We rolled up at the Roaches around 11pm and jumped straight into a comfortable roadside Bivvy.
We awoke to incredible weather; soul-warming winter sun and cool frictitious rock. Perfect conditions then, to get elbow deep into one of the many crack lines that we had so far neglected on every trip to the Roaches.
After a brisk warm-up on the Valkyrie, we hopped up the stairs to Saul’s Crack, an HVS jamming testpiece that had spat me out with ease a year ago. Looking up into the meat of the route – a hand crack corner leading into a little wide roof crack – I remembered myself on it last year, plodding up the initial slab only to be stopped dead as I tried to awkwardly lay away from the corner, my feet spinning out from underneath me and dashing me on one of the many edges below. I had walked away embarrassed, following in the pub with the go-to excuse “Ah well I just can’t do jamming”.
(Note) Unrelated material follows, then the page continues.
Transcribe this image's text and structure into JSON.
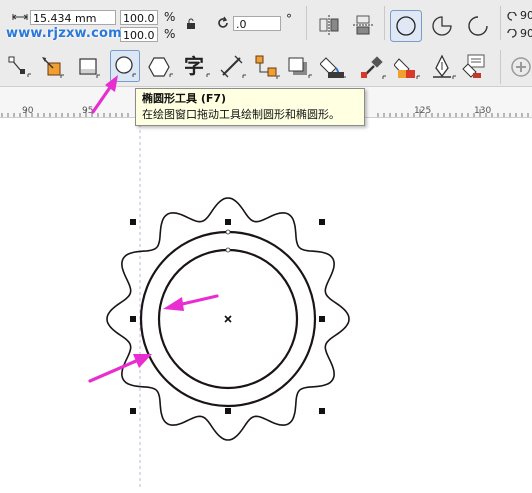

Back, with generously taped hands and a fresh approach, the hands jams felt incredibly secure (if a little cold!) and the wide crack in the overhang took a fist jam that I was easily able to hang all my weight from. It was a wonderful feeling, coming back to a crag I’d visited so many times with what now felt like a secret weapon. I cackled to myself as I pulled through the overhang – never has an HVS felt like such a personal victory!
We continued the day jamming our way up Choka E1 5c, and climbing Hawkwing – topping out to sunbathe/ sleep in unexpectedly warm sun (grit truly must be the most comfortable stone!)
With conditions so good and spirits so high – I returned to finish off an old enemy, The Ascent of Man E3 6a. Previously I’d bouldered up to the break but had bottled it at the first sight of the scary slab moves leading to the topout.
This time, I came back with a rope and a determination to close the account. I committed to rocking up on the pebbles, and teetered across the slab to a decidedly awkward top out, shouting my satisfaction/ relief across the lower tier. Its a total micro-classic, punching alot of climbing into a small piece of rock. I wonder if I’ll highball it one day, american style?
And as a bonus here’s some early morning icy shenanigans: